(Bachelor of Arts)
Associate Professor — Cristina Ortiz (Modern Languages chair)
Assistant Professors — Hernán Fernández-Meardi, Gabriel Saxton-Ruiz
The Spanish program provides students with communication skills in both written and spoken Spanish and gives them an understanding of and appreciation for the peoples, literatures, and cultures of Spain and Latin America. Stronger ties with the Spanish-speaking world and the growing number of Spanish-speakers in the United States have significantly increased the need for teachers and speakers of Spanish.
Although some students choose to study Spanish primarily for personal growth and intellectual enrichment, graduates in Spanish have found satisfying careers in teaching, international business, translating and interpreting, personnel work, public relations, business management, social work, government service, and other fields. The Spanish major is also excellent preparation for graduate study. Proficiency in a foreign language and understanding of other cultures are essential for peace and prosperity in an interdependent world.
Learning a new language is a life-long endeavor, only part of which can be accomplished in the classroom. All students of Spanish are strongly encouraged to pursue opportunities faculty provide for travel and study in Spain, Mexico, Guatemala, and South America. Additionally, ways exist to interact with the Hispanic community of Green Bay. A language laboratory with interactive audio equipment, computers, and international television reception helps language learning and cultural awareness. Spanish conversation groups meet periodically to offer the opportunity to practice the language. Students are encouraged to become members of the student-led Spanish Club.
Students majoring in Spanish will also choose an interdisciplinary minor. Students interested in the humanities usually choose the interdisciplinary program in Humanistic Studies; students interested in the arts or the performing arts usually choose Design Arts or Arts Management. Depending on their preferences and goals, students may find other interdisciplinary programs appropriate, such as Human Development or Social Change and Development. Students desiring teacher preparation in Spanish must combine their studies in Spanish with the secondary Education minor.

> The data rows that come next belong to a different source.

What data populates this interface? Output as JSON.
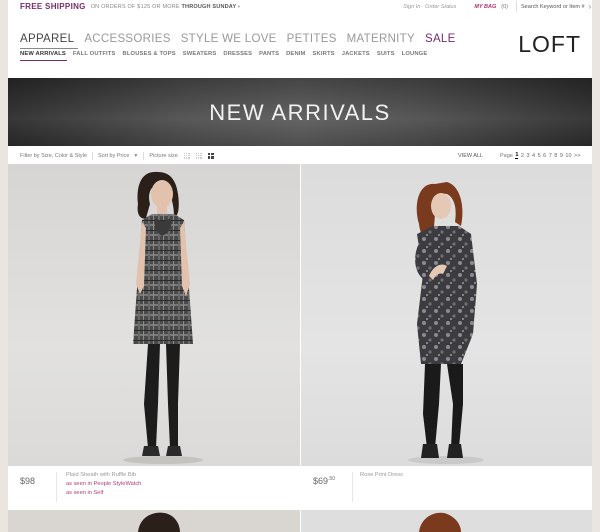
{
  "promo": {
    "headline": "FREE SHIPPING",
    "detail_prefix": "ON ORDERS OF $125 OR MORE",
    "detail_suffix": "THROUGH SUNDAY ›",
    "signin": "Sign In · Order Status",
    "mybag": "MY BAG",
    "bag_count": "(0)",
    "search_placeholder": "Search Keyword or Item #"
  },
  "nav": {
    "main": [
      "APPAREL",
      "ACCESSORIES",
      "STYLE WE LOVE",
      "PETITES",
      "MATERNITY",
      "SALE"
    ],
    "sub": [
      "NEW ARRIVALS",
      "FALL OUTFITS",
      "BLOUSES & TOPS",
      "SWEATERS",
      "DRESSES",
      "PANTS",
      "DENIM",
      "SKIRTS",
      "JACKETS",
      "SUITS",
      "LOUNGE"
    ]
  },
  "logo": "LOFT",
  "banner_title": "NEW ARRIVALS",
  "filters": {
    "filter_label": "Filter by Size, Color & Style",
    "sort_label": "Sort by Price",
    "picture_size_label": "Picture size",
    "view_all": "VIEW ALL",
    "page_label": "Page",
    "pages": [
      "1",
      "2",
      "3",
      "4",
      "5",
      "6",
      "7",
      "8",
      "9",
      "10"
    ],
    "next": ">>",
    "current_page": "1"
  },
  "products": [
    {
      "price": "$98",
      "price_cents": "",
      "name": "Plaid Sheath with Ruffle Bib",
      "seen_in_1": "as seen in People StyleWatch",
      "seen_in_2": "as seen in Self"
    },
    {
      "price": "$69",
      "price_cents": ".50",
      "name": "Rose Print Dress"
    }
  ],
  "colors": {
    "brand_purple": "#7a2b6d",
    "seen_in_pink": "#b03a7a",
    "banner_dark": "#2c2c2c"
  }
}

Students who begin Spanish study at UW-Green Bay should enroll in Introduction to Spanish 101. Students with previous Spanish should select a course appropriate to their level by counting a year of high school work as equivalent to a semester of college work, or consult the Spanish adviser. If more than two semesters have elapsed between your high school Spanish classes and when you will be enrolling in college Spanish courses, you are required to take the UW placement test for appropriate placement.
Retroactive or Advanced Placement Credit
Students who have taken Spanish in high school or who acquired a knowledge of Spanish elsewhere may earn up to 14 additional credits by completing a Spanish course beyond the 101 level. With a grade of “B” or better, Spanish credit will be given for all Spanish courses preceding the one in which the student has enrolled, to a maximum of 14 credits; with a grade of “BC” or “C,” half credit will be given for the courses preceding the one in which the student has enrolled, to a maximum of seven credits.
For example, with four years of high school Spanish, students who complete SPANISH 225, Intermediate Spanish Conversation and Composition, with a grade of “B” will receive 14 retroactive credits for SPANISH 101, 102, 201, and 202 in addition to the three credits for SPANISH 225; students who complete the course with a “C” will receive seven retroactive credits for SPANISH 101, 102, 201, and 202 in addition to the three credits for SPANISH 225.
Requests for retroactive credits in a student’s native language are not generally accepted.
Students seeking teacher certification must be admitted to the Education Program and should contact the Education Office for information and further requirements.Students may study abroad or at other campuses in the United States through UW-Green Bay’s participation in international exchange programs and National Student Exchange. Travel courses are another option for obtaining academic credits and completing requirements. For more information, contact the Office of International Education at (920) 465-2413 or see http://www.uwgb.edu/international/.